## [Activity]
Provide only the number of lines in the data below that contain the string "lượng".
Start of Exercise inputs
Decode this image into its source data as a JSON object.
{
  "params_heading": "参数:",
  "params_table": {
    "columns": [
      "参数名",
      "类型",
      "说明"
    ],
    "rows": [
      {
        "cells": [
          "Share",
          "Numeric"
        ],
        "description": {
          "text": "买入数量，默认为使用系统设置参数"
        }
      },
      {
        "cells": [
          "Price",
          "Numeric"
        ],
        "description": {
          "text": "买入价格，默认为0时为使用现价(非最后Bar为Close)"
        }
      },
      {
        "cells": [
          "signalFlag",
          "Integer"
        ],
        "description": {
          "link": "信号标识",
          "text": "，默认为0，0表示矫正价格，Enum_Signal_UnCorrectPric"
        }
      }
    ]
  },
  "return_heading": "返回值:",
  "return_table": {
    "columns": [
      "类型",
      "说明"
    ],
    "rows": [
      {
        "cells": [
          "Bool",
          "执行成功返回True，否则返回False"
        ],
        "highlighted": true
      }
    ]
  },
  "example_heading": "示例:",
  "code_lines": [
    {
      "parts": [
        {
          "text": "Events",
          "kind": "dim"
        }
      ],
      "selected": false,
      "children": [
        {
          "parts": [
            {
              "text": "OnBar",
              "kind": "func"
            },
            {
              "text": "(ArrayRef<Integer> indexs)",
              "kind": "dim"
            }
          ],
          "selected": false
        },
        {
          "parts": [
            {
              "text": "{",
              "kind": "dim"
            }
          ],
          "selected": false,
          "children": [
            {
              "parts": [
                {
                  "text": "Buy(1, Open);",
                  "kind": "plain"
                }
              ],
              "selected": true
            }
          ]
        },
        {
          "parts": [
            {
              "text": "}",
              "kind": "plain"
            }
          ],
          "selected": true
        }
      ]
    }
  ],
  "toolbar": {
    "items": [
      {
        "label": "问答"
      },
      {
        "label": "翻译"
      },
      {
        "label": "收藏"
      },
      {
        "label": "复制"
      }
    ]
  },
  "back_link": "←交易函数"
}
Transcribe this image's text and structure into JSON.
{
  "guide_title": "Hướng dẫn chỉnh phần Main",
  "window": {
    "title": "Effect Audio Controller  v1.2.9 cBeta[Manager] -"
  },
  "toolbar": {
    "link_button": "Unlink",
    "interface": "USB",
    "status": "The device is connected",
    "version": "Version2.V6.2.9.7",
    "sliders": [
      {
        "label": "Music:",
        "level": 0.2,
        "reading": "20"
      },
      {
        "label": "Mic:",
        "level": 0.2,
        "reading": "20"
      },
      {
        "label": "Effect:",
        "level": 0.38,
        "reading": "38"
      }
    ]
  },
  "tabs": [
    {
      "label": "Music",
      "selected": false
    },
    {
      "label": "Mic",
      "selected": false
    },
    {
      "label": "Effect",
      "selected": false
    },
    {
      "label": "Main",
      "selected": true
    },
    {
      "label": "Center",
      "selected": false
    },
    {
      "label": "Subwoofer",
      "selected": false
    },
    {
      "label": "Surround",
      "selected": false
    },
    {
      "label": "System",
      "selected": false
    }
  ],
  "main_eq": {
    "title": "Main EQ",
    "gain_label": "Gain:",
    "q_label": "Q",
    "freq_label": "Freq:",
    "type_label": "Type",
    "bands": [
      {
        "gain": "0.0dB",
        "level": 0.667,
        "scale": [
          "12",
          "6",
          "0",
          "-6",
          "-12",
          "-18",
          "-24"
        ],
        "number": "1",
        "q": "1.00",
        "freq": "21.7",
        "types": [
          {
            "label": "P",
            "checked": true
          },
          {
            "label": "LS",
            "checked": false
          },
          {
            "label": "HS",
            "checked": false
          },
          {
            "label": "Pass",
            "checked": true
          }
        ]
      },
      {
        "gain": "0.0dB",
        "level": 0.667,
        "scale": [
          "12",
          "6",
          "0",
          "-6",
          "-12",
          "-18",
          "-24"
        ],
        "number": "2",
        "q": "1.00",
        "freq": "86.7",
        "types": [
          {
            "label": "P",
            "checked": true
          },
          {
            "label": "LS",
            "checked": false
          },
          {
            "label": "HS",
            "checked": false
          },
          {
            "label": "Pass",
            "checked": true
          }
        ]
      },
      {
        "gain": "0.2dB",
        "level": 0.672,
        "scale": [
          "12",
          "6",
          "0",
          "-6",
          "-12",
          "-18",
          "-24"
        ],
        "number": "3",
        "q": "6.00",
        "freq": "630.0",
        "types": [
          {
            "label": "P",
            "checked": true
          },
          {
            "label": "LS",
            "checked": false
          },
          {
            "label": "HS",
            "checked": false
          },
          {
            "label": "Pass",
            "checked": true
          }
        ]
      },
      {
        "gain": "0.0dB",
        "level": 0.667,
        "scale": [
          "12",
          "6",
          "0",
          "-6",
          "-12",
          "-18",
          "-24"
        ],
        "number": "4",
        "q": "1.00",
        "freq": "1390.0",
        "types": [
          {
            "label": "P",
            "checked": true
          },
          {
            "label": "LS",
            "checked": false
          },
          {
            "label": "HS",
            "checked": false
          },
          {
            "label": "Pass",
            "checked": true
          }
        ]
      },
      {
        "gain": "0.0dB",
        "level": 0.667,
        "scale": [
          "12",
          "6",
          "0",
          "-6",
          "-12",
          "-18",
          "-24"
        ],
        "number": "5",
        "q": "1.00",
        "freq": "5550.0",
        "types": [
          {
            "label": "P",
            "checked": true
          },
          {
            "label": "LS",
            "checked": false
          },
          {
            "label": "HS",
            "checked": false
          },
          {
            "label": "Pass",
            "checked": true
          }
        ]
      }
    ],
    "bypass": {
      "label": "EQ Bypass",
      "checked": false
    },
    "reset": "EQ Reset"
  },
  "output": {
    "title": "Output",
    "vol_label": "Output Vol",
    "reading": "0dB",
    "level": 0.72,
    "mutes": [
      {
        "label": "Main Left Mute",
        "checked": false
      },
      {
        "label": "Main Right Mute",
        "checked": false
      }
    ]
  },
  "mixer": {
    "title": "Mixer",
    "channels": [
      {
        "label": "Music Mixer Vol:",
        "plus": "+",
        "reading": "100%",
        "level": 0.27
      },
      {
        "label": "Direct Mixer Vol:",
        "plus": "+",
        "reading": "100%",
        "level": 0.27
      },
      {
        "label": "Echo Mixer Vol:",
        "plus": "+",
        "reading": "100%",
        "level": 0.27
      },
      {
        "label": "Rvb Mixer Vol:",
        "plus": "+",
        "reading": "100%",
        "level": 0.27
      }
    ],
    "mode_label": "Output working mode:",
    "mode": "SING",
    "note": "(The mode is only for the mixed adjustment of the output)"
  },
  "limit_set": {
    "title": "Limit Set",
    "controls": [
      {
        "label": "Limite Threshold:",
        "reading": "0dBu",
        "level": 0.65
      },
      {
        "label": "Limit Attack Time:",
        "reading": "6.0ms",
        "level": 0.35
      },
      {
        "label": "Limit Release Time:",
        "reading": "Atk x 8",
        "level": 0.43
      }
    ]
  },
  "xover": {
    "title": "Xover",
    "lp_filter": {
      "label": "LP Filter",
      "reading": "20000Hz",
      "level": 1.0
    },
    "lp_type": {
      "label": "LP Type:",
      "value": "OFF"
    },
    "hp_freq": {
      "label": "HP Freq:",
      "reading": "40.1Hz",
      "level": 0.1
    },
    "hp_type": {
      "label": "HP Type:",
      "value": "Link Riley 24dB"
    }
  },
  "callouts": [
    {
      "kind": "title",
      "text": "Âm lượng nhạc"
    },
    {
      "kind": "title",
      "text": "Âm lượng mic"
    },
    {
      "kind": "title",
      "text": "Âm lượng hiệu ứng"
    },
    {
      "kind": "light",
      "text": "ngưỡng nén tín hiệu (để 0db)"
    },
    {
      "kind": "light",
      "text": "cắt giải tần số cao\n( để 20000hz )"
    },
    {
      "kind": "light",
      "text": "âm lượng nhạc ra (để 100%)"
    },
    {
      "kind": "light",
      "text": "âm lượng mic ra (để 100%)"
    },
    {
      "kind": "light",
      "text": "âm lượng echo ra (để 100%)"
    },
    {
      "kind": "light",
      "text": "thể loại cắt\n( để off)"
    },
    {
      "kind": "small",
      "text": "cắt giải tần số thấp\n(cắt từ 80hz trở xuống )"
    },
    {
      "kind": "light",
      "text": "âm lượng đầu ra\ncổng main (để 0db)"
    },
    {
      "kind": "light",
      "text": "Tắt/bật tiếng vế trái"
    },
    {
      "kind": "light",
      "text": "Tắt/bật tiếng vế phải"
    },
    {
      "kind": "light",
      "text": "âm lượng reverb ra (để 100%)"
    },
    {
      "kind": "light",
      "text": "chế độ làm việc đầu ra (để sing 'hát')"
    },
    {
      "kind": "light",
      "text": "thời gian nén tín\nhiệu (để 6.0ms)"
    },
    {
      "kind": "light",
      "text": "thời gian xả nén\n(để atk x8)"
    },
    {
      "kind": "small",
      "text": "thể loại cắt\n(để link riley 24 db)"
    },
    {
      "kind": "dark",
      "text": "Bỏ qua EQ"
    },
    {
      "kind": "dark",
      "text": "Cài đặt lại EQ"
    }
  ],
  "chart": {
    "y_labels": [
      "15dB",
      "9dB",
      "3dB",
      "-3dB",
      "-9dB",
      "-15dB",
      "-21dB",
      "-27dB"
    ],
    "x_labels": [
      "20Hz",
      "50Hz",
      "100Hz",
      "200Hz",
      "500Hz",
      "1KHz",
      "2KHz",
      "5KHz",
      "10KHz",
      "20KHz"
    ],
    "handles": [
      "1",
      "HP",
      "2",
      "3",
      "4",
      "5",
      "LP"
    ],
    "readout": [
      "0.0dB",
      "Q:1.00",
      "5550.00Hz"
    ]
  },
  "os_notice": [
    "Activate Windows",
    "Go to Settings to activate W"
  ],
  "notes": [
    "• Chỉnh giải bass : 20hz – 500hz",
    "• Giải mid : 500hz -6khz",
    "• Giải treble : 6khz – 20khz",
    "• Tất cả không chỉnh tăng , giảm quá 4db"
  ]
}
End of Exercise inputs
## [The completed task]
8